For villains they
Are just fair game.
Toward the end of the Richard Nixon era, there was a popular four-panel political cartoon. It showed the three familiar monkeys with their hands placed to depict "See no evil," "Hear no evil," and "Speak no evil." The fourth panel was simply a picture of Nixon with the caption, "Evil."
Of course "Tricky Dick" left us long ago, but many in the public health game consider him reincarnated in the tobacco industry. It's hard to conjure up a business with less redeeming social value.

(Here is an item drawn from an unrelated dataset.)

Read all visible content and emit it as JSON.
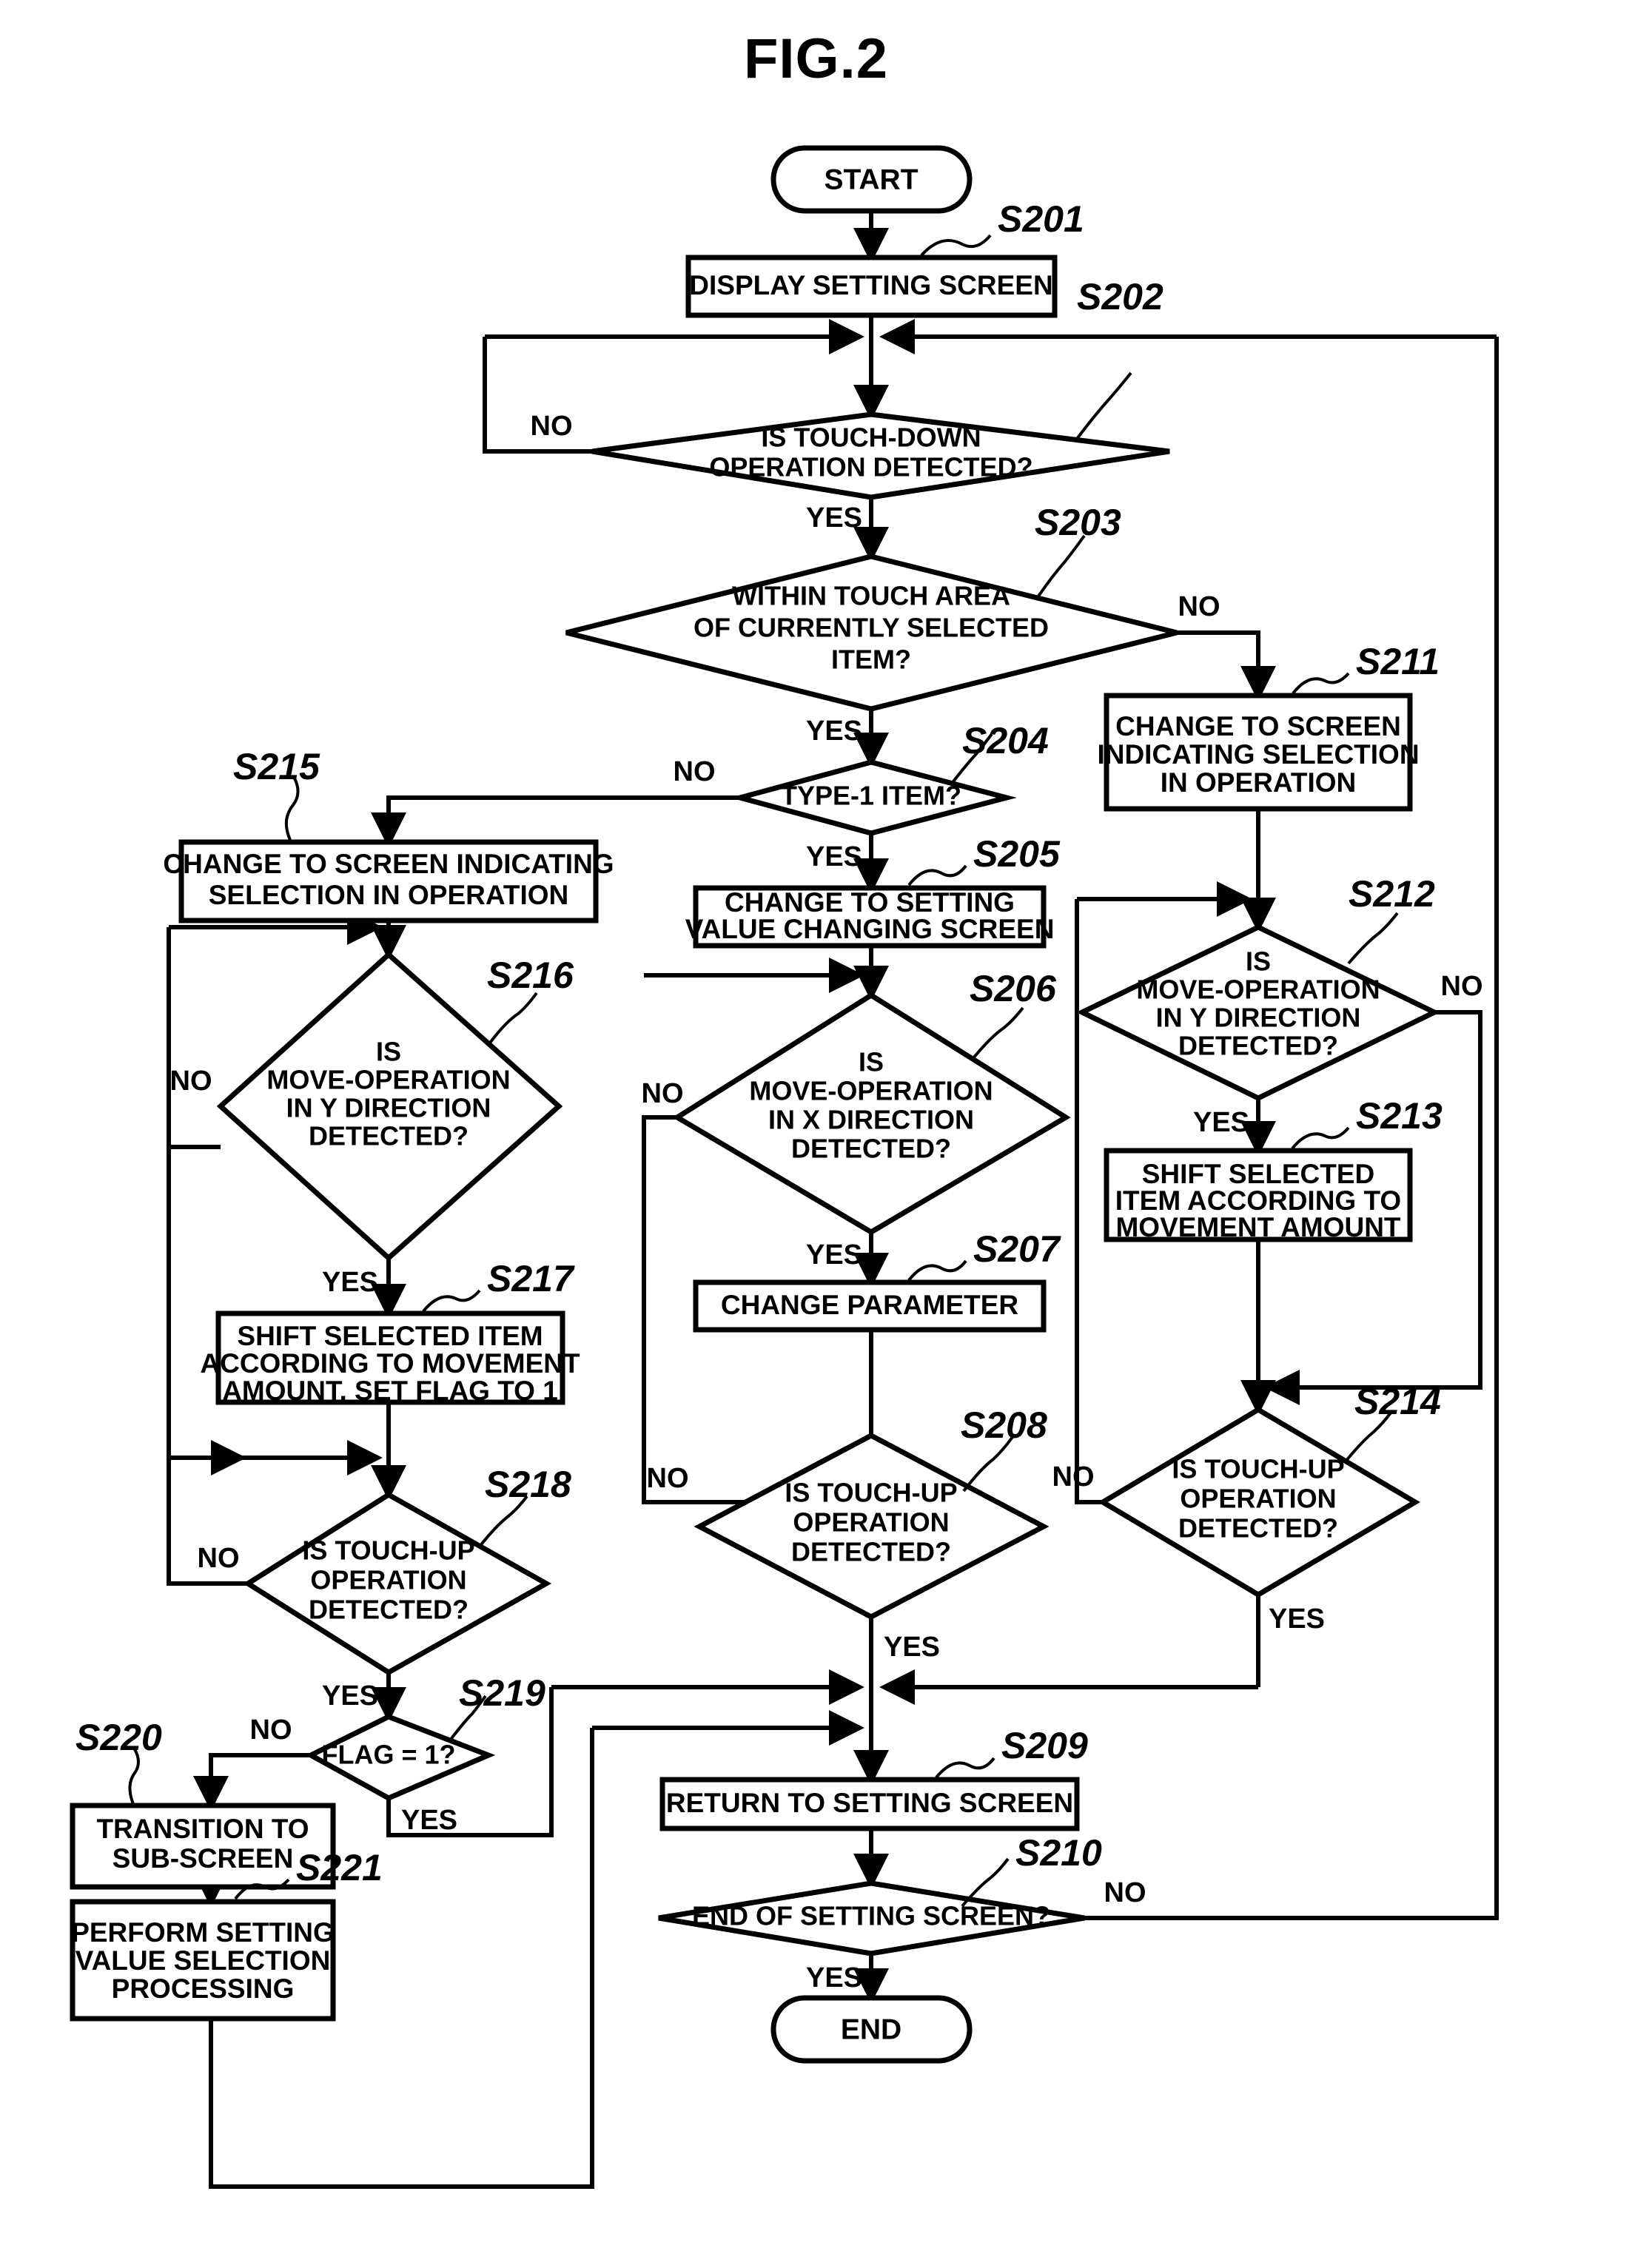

Before dismissing that assertion as biased or unfair, please consider the following: The industry is now marketing nicotine-laced candy to get children started on the habit. These products are sold as Camel Orbs, Sticks, or Strips. They come flavored with cinnamon or mint and are supposedly meant only for adult consumption. But kids are less resistant to this kind of marketing because they, more so than adults, aren't so sure tobacco is dangerous.
Taking further aim at the young, Big Tobacco also runs a remarkably successful campaign to promote smoking in movies, especially those targeting youth. There's no law against it.
Canada, bless its heart, has taken more direct action to defend its kids. Parliament outlawed the sale of flavored cigarettes, either foreign or domestic, that might appeal to children. Uh-oh. That restriction on "foreign" smokes aroused the ire of 14 cigarette-selling countries, including the United States. "You can't do that!" they said. "The law violates World Trade Organization rules." Apparently, trade is more important than human health.
Half a century ago, 45 percent of Americans said they were smokers. After a steep decline, only one out of five Americans smoke today, but tobacco remains the top cause of preventable deaths in this country. The national anti-smoking movement, despite its many victories, hasn't let up its pressure. As a result, the government has mandated that cigarette packs soon display disgusting photos of various body parts consumed by smoking-related cancers. No one is sure how effective these not-so-genteel pictures will be in this country, but at the least they should encourage users not to let friends get a look at their containers.
Would that the rest of the world were as tuned in to the risks of smoking. Obviously many countries are not, and the industry sees great hope for continued growth in Asia, Africa, and the rest of the developing world.
And it's not just China, the world's leading tobacco market with 350 million smokers. New studies have found swelling hordes of customers in Thailand and Bangladesh. A large percentage of these smokers are women, lured by flavored cigarettes, smokeless tobacco, and feminine packaging. How sweet. Tellingly, the results of this research were published in a "Morbidity and Mortality Weekly Report" from the Centers for Disease Control. Subscribe now.
So don't get the idea that the tobacco industry has been vanquished. It has merely regrouped, spending billions on specialized advertising, lawyers, new products, scientists, lobbyists, and bribes. Where there's an evil buck to be made, mankind will relentlessly track it down.
OtherWords columnist William A. Collins is a former state representative and a former mayor of Norwalk, Conn.